(AFP) San Isidro, El Salvador: Uncertainty and fear are rising in Central American countries over how many families will manage to get by when remittances from the US are cut off under plans by the Trump administration to make tens of thousands of Salvadorans and Nicaraguans leave.
“I hope the American dream doesn’t end, that it goes on,” said Salvadoran Milagro Bonilla, a resident of the town of San Isidro, where most of the 11,000 inhabitants have risen out of poverty thanks to money sent from relatives in the United States.
The anxiety felt here has surged since January 8, when President Donald Trump’s government said it was ending Temporary Protected Status (TPS) for nearly 200,000 Salvadorans who have lived for years in America. They risk being deported if they don’t leave by September 9, 2019 or find some alternative way to stay.
Bonilla, 60, works as a cleaning woman but relies on the money sent by her son Carlos to pay for costs associated with caring for her 86-year-old mother and a handicapped sister.
“I hope they at least allow him to stay a little longer, because 18 months passes so quickly,” she said.
Carlos, 34, emigrated to the United States through a risky overland voyage organized by a “coyote,” or people smuggler, in November 2000.
He subsequently became included in the TPS program extended by then-president George W. Bush following devastating earthquakes that hit El Salvador, becoming one of thousands of compatriots who had irregularly entered the United States and were allowed to stay there and work.
“Without his (Carlos’) help, I could never get by here, because what I alone earn isn’t enough,” said Bonilla.
In San Isidro, residents who mainly work in subsistence agriculture warn that their country is woefully unprepared to absorb thousands of Salvadorans deported from the United States.
“Those who might come because TPS is over are going to find it tough, because here there’s no source of employment, and because they’ll go from earning $12 or $15 an hour to $5 for a day’s farm labor,” cautioned Daysi Moreno from the door of her small grocery store. She has three brothers living in the US.
More than 60 percent of San Isidro emigrated to America, fleeing poverty. Today, around 90 percent of the town’s inhabitants receive money from their relatives in the US, far more than the 21 percent who do so nationally, according to Ernesto Romero, a 55-year-old economist who runs a mini-bank dealing with remittances.
The signs of the inflow of money can be seen in the construction of the houses, made of concrete and no longer clay, and the satellite receivers adorning the roofs.
Remittances account for a staggering 16 percent of El Salvador’s gross domestic product. Last year, more than $5 billion was received from relatives abroad.
El Salvador is not the only Central American country that faces an abrupt change because of changes to the US TPS program. Nicaraguans have also been told to leave, and Honduras is expecting a similar decision.
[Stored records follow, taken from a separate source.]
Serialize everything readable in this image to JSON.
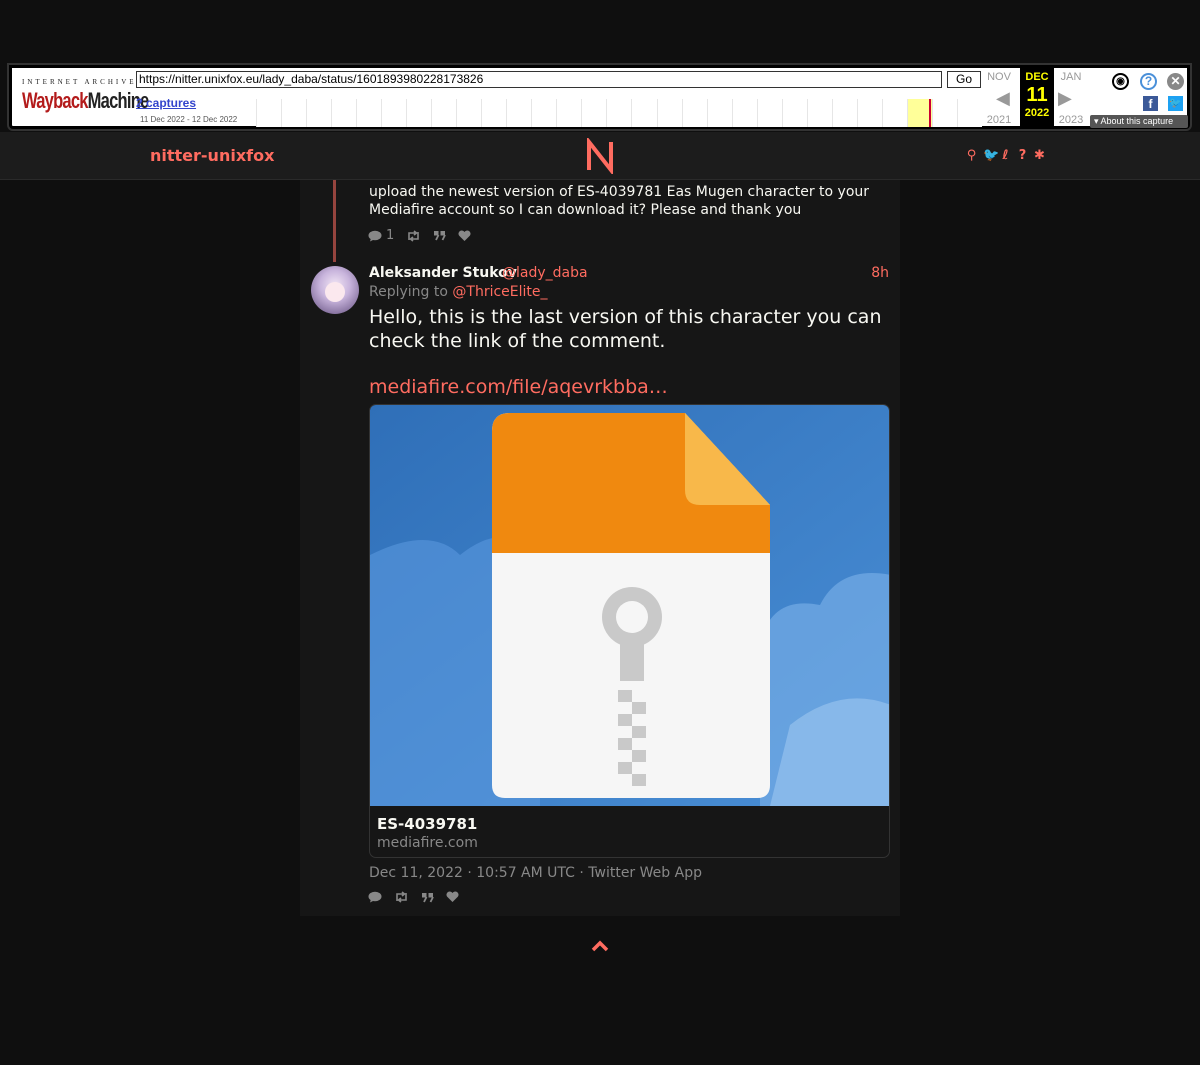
{
  "wayback": {
    "logo_top": "INTERNET ARCHIVE",
    "logo_main_a": "Wayback",
    "logo_main_b": "Machine",
    "url": "https://nitter.unixfox.eu/lady_daba/status/1601893980228173826",
    "go_label": "Go",
    "captures": "2 captures",
    "date_range": "11 Dec 2022 - 12 Dec 2022",
    "prev_month": "NOV",
    "cur_month": "DEC",
    "next_month": "JAN",
    "cur_day": "11",
    "prev_year": "2021",
    "cur_year": "2022",
    "next_year": "2023",
    "about": "About this capture"
  },
  "nav": {
    "site_name": "nitter-unixfox",
    "icons": [
      "search-icon",
      "twitter-icon",
      "rss-icon",
      "help-icon",
      "settings-icon"
    ],
    "accent": "#ff6c60"
  },
  "prev_tweet": {
    "text": "upload the newest version of ES-4039781 Eas Mugen character to your Mediafire account so I can download it? Please and thank you",
    "replies": "1"
  },
  "tweet": {
    "fullname": "Aleksander Stukov",
    "username": "@lady_daba",
    "date": "8h",
    "replying_label": "Replying to",
    "replying_to": "@ThriceElite_",
    "text": "Hello, this is the last version of this character you can check the link of the comment.",
    "link": "mediafire.com/file/aqevrkbba…",
    "card_title": "ES-4039781",
    "card_destination": "mediafire.com",
    "published_date": "Dec 11, 2022",
    "published_time": "10:57 AM UTC",
    "source": "Twitter Web App",
    "sep": "·"
  }
}
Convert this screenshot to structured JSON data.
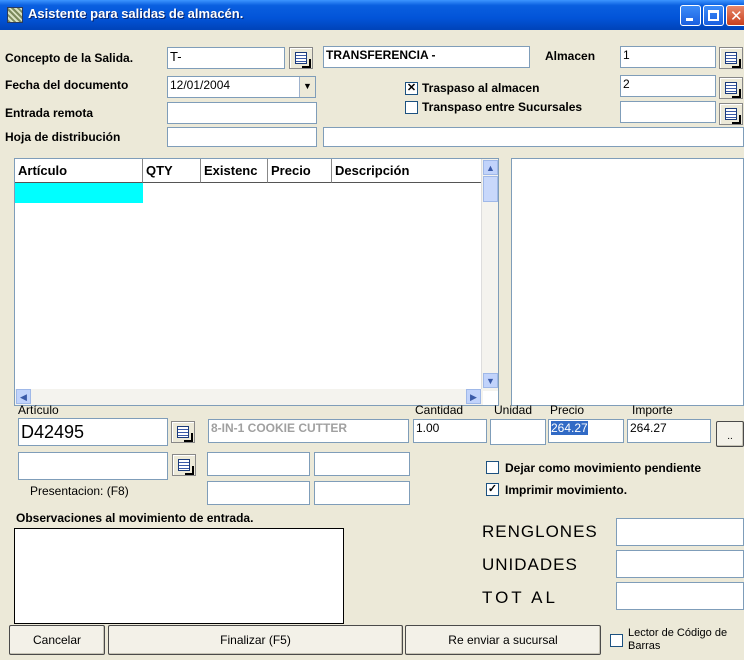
{
  "window": {
    "title": "Asistente para salidas de almacén."
  },
  "header": {
    "concepto_label": "Concepto de la Salida.",
    "concepto_value": "T-",
    "concepto_desc": "TRANSFERENCIA -",
    "almacen_label": "Almacen",
    "almacen_value": "1",
    "almacen2_value": "2",
    "almacen3_value": "",
    "fecha_label": "Fecha del documento",
    "fecha_value": "12/01/2004",
    "traspaso_almacen_label": "Traspaso al almacen",
    "traspaso_almacen_checked": true,
    "traspaso_sucursales_label": "Transpaso entre Sucursales",
    "traspaso_sucursales_checked": false,
    "entrada_label": "Entrada remota",
    "entrada_value": "",
    "hoja_label": "Hoja de distribución",
    "hoja_value": "",
    "hoja_desc": ""
  },
  "grid": {
    "columns": [
      "Artículo",
      "QTY",
      "Existenc",
      "Precio",
      "Descripción"
    ],
    "rows": []
  },
  "entry": {
    "articulo_label": "Artículo",
    "articulo_value": "D42495",
    "articulo_desc": "8-IN-1 COOKIE CUTTER",
    "cantidad_label": "Cantidad",
    "cantidad_value": "1.00",
    "unidad_label": "Unidad",
    "unidad_value": "",
    "precio_label": "Precio",
    "precio_value": "264.27",
    "importe_label": "Importe",
    "importe_value": "264.27",
    "ellipsis": "..",
    "presentacion_value": "",
    "presentacion_label": "Presentacion: (F8)"
  },
  "options": {
    "pendiente_label": "Dejar como movimiento pendiente",
    "pendiente_checked": false,
    "imprimir_label": "Imprimir movimiento.",
    "imprimir_checked": true
  },
  "observaciones": {
    "label": "Observaciones al movimiento de entrada.",
    "value": ""
  },
  "totals": {
    "renglones_label": "RENGLONES",
    "unidades_label": "UNIDADES",
    "total_label": "TOT AL",
    "renglones_value": "",
    "unidades_value": "",
    "total_value": ""
  },
  "buttons": {
    "cancelar": "Cancelar",
    "finalizar": "Finalizar (F5)",
    "reenviar": "Re enviar a sucursal",
    "lector_label": "Lector de Código de Barras"
  },
  "colors": {
    "titlebar": "#0254D8",
    "selection": "#316AC5",
    "row_highlight": "#00FFFF",
    "face": "#ECE9D8"
  }
}
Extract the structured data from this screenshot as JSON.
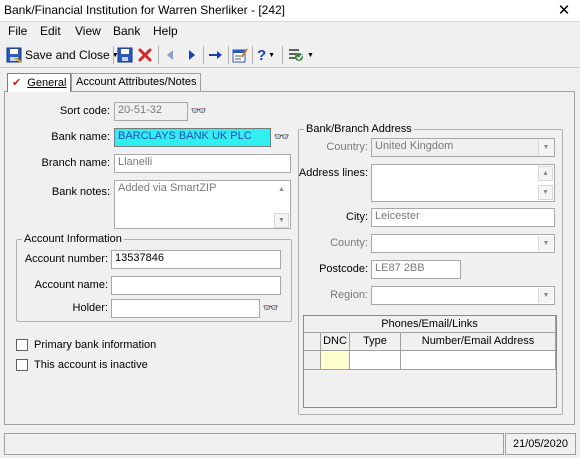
{
  "window": {
    "title": "Bank/Financial Institution for Warren Sherliker - [242]",
    "close_glyph": "✕"
  },
  "menu": [
    "File",
    "Edit",
    "View",
    "Bank",
    "Help"
  ],
  "toolbar": {
    "save_close_label": "Save and Close"
  },
  "tabs": {
    "general": "General",
    "attributes": "Account Attributes/Notes"
  },
  "form": {
    "sort_code_label": "Sort code:",
    "sort_code_value": "20-51-32",
    "bank_name_label": "Bank name:",
    "bank_name_value": "BARCLAYS BANK UK PLC",
    "branch_name_label": "Branch name:",
    "branch_name_value": "Llanelli",
    "bank_notes_label": "Bank notes:",
    "bank_notes_value": "Added via SmartZIP"
  },
  "account_info": {
    "title": "Account Information",
    "number_label": "Account number:",
    "number_value": "13537846",
    "name_label": "Account name:",
    "name_value": "",
    "holder_label": "Holder:",
    "holder_value": ""
  },
  "checkboxes": {
    "primary": "Primary bank information",
    "inactive": "This account is inactive"
  },
  "address": {
    "title": "Bank/Branch Address",
    "country_label": "Country:",
    "country_value": "United Kingdom",
    "lines_label": "Address lines:",
    "lines_value": "",
    "city_label": "City:",
    "city_value": "Leicester",
    "county_label": "County:",
    "county_value": "",
    "postcode_label": "Postcode:",
    "postcode_value": "LE87 2BB",
    "region_label": "Region:",
    "region_value": ""
  },
  "phones": {
    "title": "Phones/Email/Links",
    "columns": [
      "DNC",
      "Type",
      "Number/Email Address"
    ]
  },
  "status": {
    "date": "21/05/2020"
  }
}
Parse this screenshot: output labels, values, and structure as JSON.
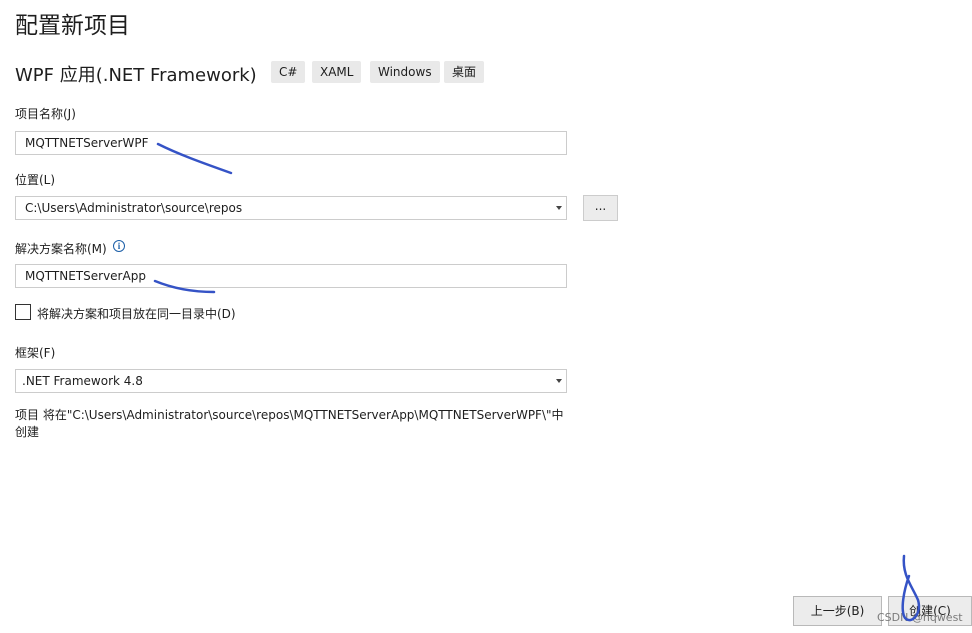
{
  "page_title": "配置新项目",
  "template": {
    "name": "WPF 应用(.NET Framework)",
    "tags": [
      "C#",
      "XAML",
      "Windows",
      "桌面"
    ]
  },
  "project_name": {
    "label": "项目名称(J)",
    "value": "MQTTNETServerWPF"
  },
  "location": {
    "label": "位置(L)",
    "value": "C:\\Users\\Administrator\\source\\repos",
    "browse_label": "..."
  },
  "solution_name": {
    "label": "解决方案名称(M)",
    "info_icon": "info-icon",
    "value": "MQTTNETServerApp"
  },
  "same_directory": {
    "label": "将解决方案和项目放在同一目录中(D)",
    "checked": false
  },
  "framework": {
    "label": "框架(F)",
    "value": ".NET Framework 4.8"
  },
  "summary": {
    "line1": "项目 将在\"C:\\Users\\Administrator\\source\\repos\\MQTTNETServerApp\\MQTTNETServerWPF\\\"中",
    "line2": "创建"
  },
  "footer": {
    "back_label": "上一步(B)",
    "create_label": "创建(C)"
  },
  "watermark": "CSDN @hqwest",
  "colors": {
    "annotation_ink": "#3553c6",
    "info_accent": "#1c5fa8"
  }
}
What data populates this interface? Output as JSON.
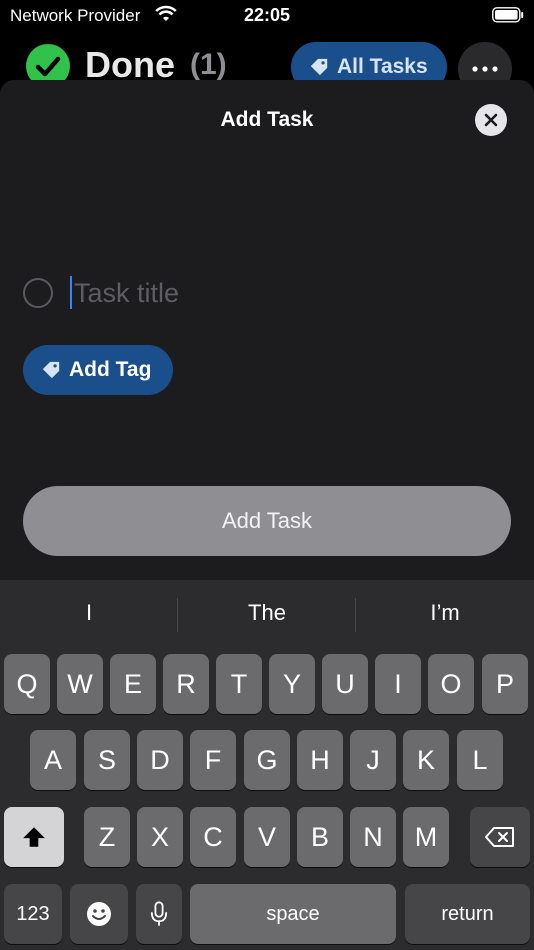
{
  "status_bar": {
    "carrier": "Network Provider",
    "time": "22:05"
  },
  "background": {
    "list_title": "Done",
    "count": "(1)",
    "filter_label": "All Tasks"
  },
  "sheet": {
    "title": "Add Task",
    "task_placeholder": "Task title",
    "task_value": "",
    "add_tag_label": "Add Tag",
    "add_task_button": "Add Task"
  },
  "keyboard": {
    "suggestions": [
      "I",
      "The",
      "I’m"
    ],
    "row1": [
      "Q",
      "W",
      "E",
      "R",
      "T",
      "Y",
      "U",
      "I",
      "O",
      "P"
    ],
    "row2": [
      "A",
      "S",
      "D",
      "F",
      "G",
      "H",
      "J",
      "K",
      "L"
    ],
    "row3": [
      "Z",
      "X",
      "C",
      "V",
      "B",
      "N",
      "M"
    ],
    "numbers_key": "123",
    "space_key": "space",
    "return_key": "return"
  },
  "colors": {
    "accent_blue": "#1b4f8c",
    "done_green": "#30c24a",
    "sheet_bg": "#1c1c1e"
  }
}
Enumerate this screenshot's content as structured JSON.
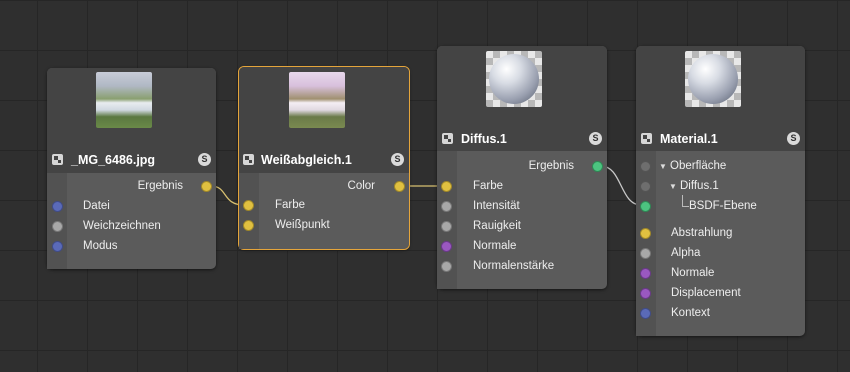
{
  "nodes": {
    "image": {
      "title": "_MG_6486.jpg",
      "badge": "S",
      "output": "Ergebnis",
      "inputs": [
        "Datei",
        "Weichzeichnen",
        "Modus"
      ]
    },
    "whitebalance": {
      "title": "Weißabgleich.1",
      "badge": "S",
      "output": "Color",
      "inputs": [
        "Farbe",
        "Weißpunkt"
      ]
    },
    "diffuse": {
      "title": "Diffus.1",
      "badge": "S",
      "output": "Ergebnis",
      "inputs": [
        "Farbe",
        "Intensität",
        "Rauigkeit",
        "Normale",
        "Normalenstärke"
      ]
    },
    "material": {
      "title": "Material.1",
      "badge": "S",
      "tree": [
        "Oberfläche",
        "Diffus.1",
        "BSDF-Ebene"
      ],
      "inputs": [
        "Abstrahlung",
        "Alpha",
        "Normale",
        "Displacement",
        "Kontext"
      ]
    }
  },
  "colors": {
    "background": "#2f2f2f",
    "selection": "#e5a53b",
    "port_color": "#e0c040",
    "port_filename": "#5a6ab8",
    "port_float": "#a8a8a8",
    "port_vector": "#9a58c0",
    "port_bsdf": "#4cc480"
  }
}
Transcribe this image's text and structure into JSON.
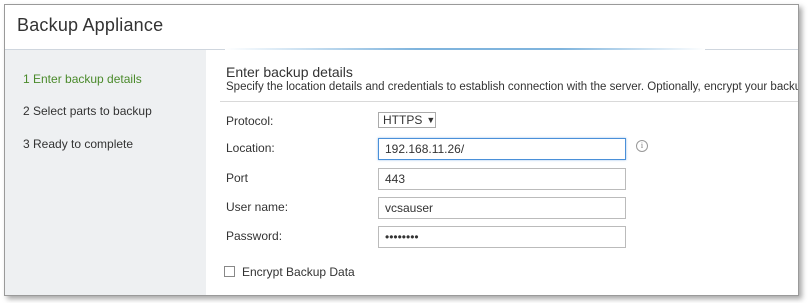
{
  "window": {
    "title": "Backup Appliance"
  },
  "sidebar": {
    "steps": [
      {
        "label": "1 Enter backup details",
        "active": true
      },
      {
        "label": "2 Select parts to backup",
        "active": false
      },
      {
        "label": "3 Ready to complete",
        "active": false
      }
    ]
  },
  "form": {
    "heading": "Enter backup details",
    "description": "Specify the location details and credentials to establish connection with the server. Optionally, encrypt your backup.",
    "protocol": {
      "label": "Protocol:",
      "value": "HTTPS"
    },
    "location": {
      "label": "Location:",
      "value": "192.168.11.26/"
    },
    "port": {
      "label": "Port",
      "value": "443"
    },
    "username": {
      "label": "User name:",
      "value": "vcsauser"
    },
    "password": {
      "label": "Password:",
      "value": "••••••••"
    },
    "encrypt": {
      "label": "Encrypt Backup Data",
      "checked": false
    },
    "info_icon": "info-icon"
  },
  "colors": {
    "active_step": "#4a8a2b",
    "sidebar_bg": "#eef0f2",
    "focus_border": "#4a90d9"
  }
}
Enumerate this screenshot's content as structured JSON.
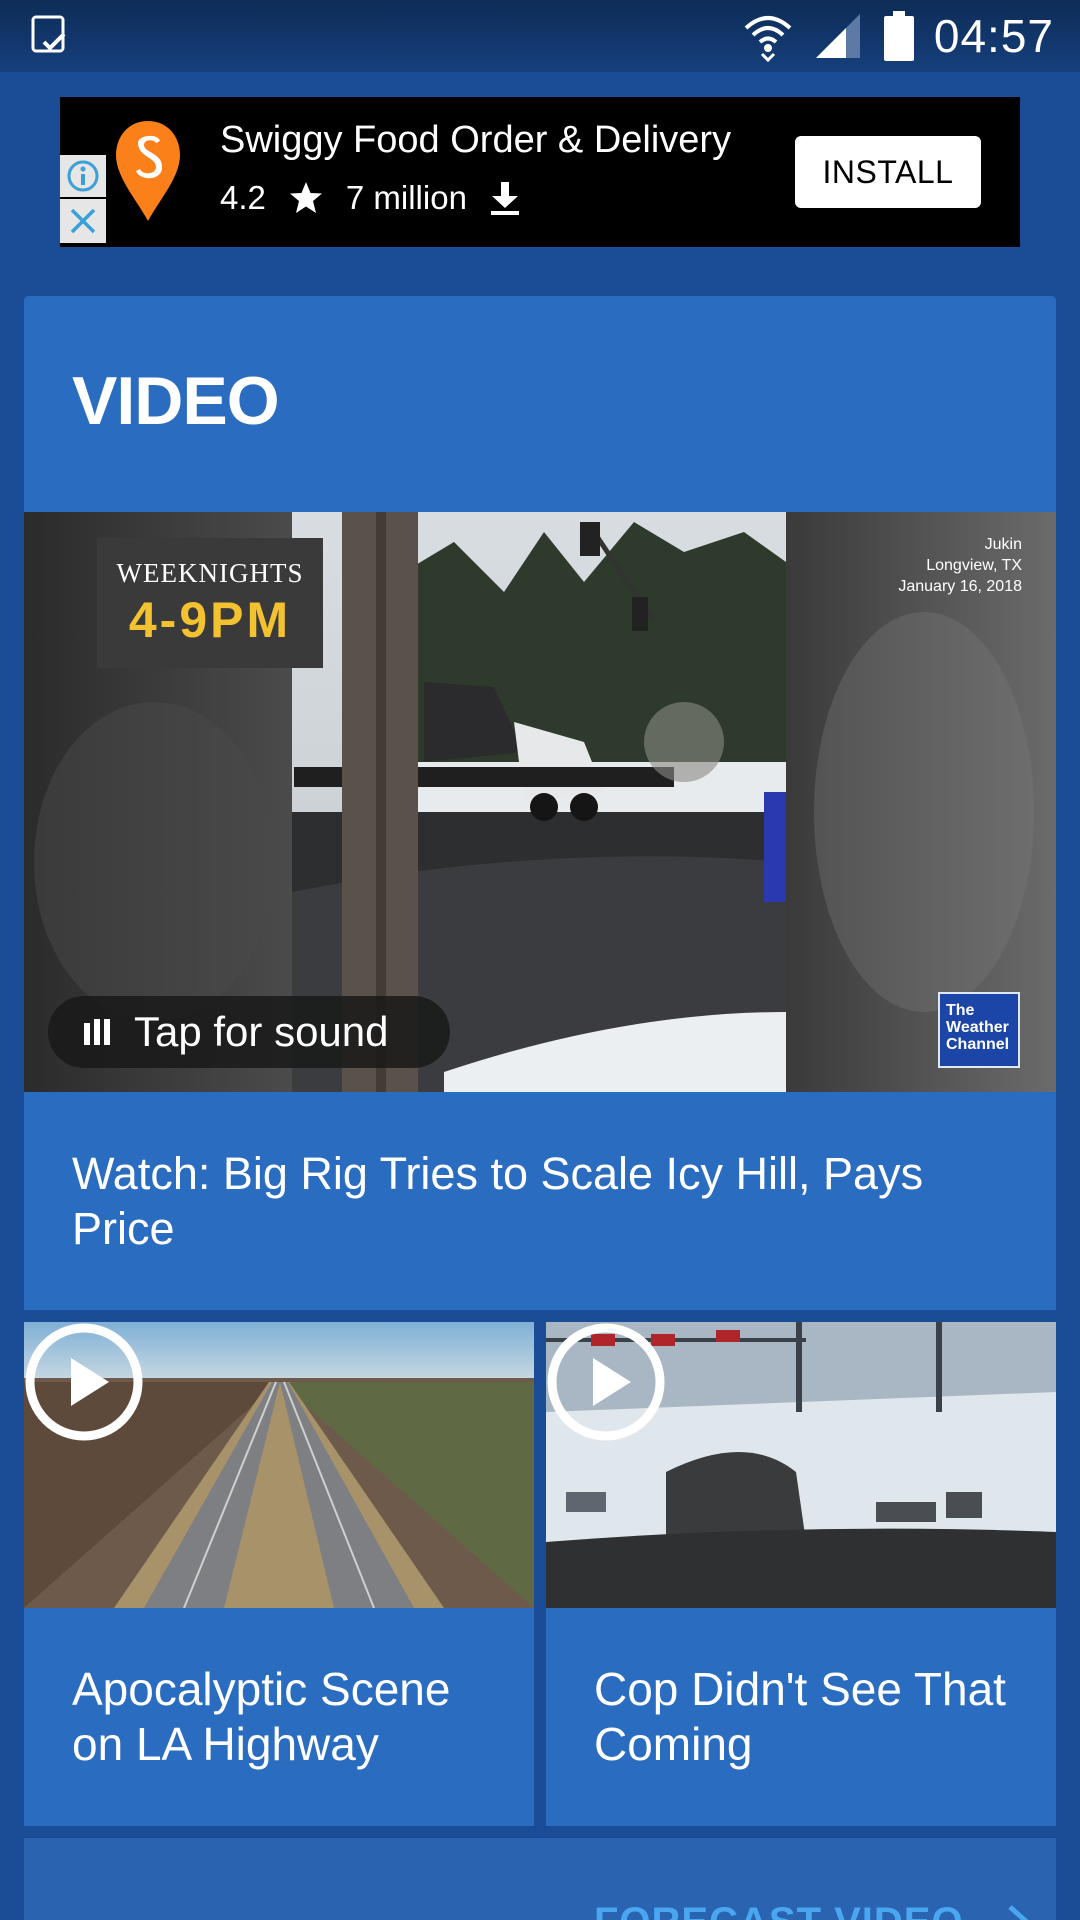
{
  "status_bar": {
    "time": "04:57",
    "icons": [
      "task-check-icon",
      "wifi-icon",
      "signal-icon",
      "battery-icon"
    ]
  },
  "ad": {
    "title": "Swiggy Food Order & Delivery",
    "rating": "4.2",
    "downloads": "7 million",
    "install_label": "INSTALL",
    "brand_color": "#fc8019"
  },
  "video_section": {
    "title": "VIDEO",
    "hero": {
      "promo_line1": "WEEKNIGHTS",
      "promo_line2": "4-9PM",
      "credit": [
        "Jukin",
        "Longview, TX",
        "January 16, 2018"
      ],
      "logo_text": [
        "The",
        "Weather",
        "Channel"
      ],
      "sound_label": "Tap for sound",
      "caption": "Watch: Big Rig Tries to Scale Icy Hill, Pays Price"
    },
    "items": [
      {
        "caption": "Apocalyptic Scene on LA Highway"
      },
      {
        "caption": "Cop Didn't See That Coming"
      }
    ]
  },
  "footer": {
    "link_label": "FORECAST VIDEO"
  },
  "colors": {
    "background": "#1b4d96",
    "card": "#2a6cbf",
    "link": "#4aa6f0"
  }
}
For Rosa Chavez, a 65-year-old housewife in Nicaragua’s capital Managua, the situation is worrying. She depends on the money sent from her two US-resident sons.
“What worries me most is that that man (Trump) is taking drastic measures that are affecting remittances, because the only ones harmed are the ones living here,” she said. “But who is going to correct that man? That man is very tough.”
The end of TPS will impact 5,349 Nicaraguans, according to the US Department for Homeland Security. They have until January 5, 2019 to leave, secure a different migration status, or be removed.
Around 57,000 Hondurans are looking at the same fate. In November the TPS for them was extended for six months, but there is little hope it will be renewed again.
Honduras last year received $4 billion in remittances, a 13 percent increase over the previous year, according to official figures.
American migration policies are already dividing Central American families.
Lazaro Villalobos was deported back to Honduras, leaving behind in the US his two sons, aged 14 and 16, and his Mexican wife. Now he works as a motorbike taxi rider in his birth town of Aramecina, south of the capital Tegucigalpa.
“I haven’t been able to see my two sons since June 2016, when they deported me,” Lazaro, 37, said.
He explained that he had lived for 19 years in North Carolina state, where he had bought a house and a car workshop which his wife was forced to sell to raise the money for him to remake his life in Honduras.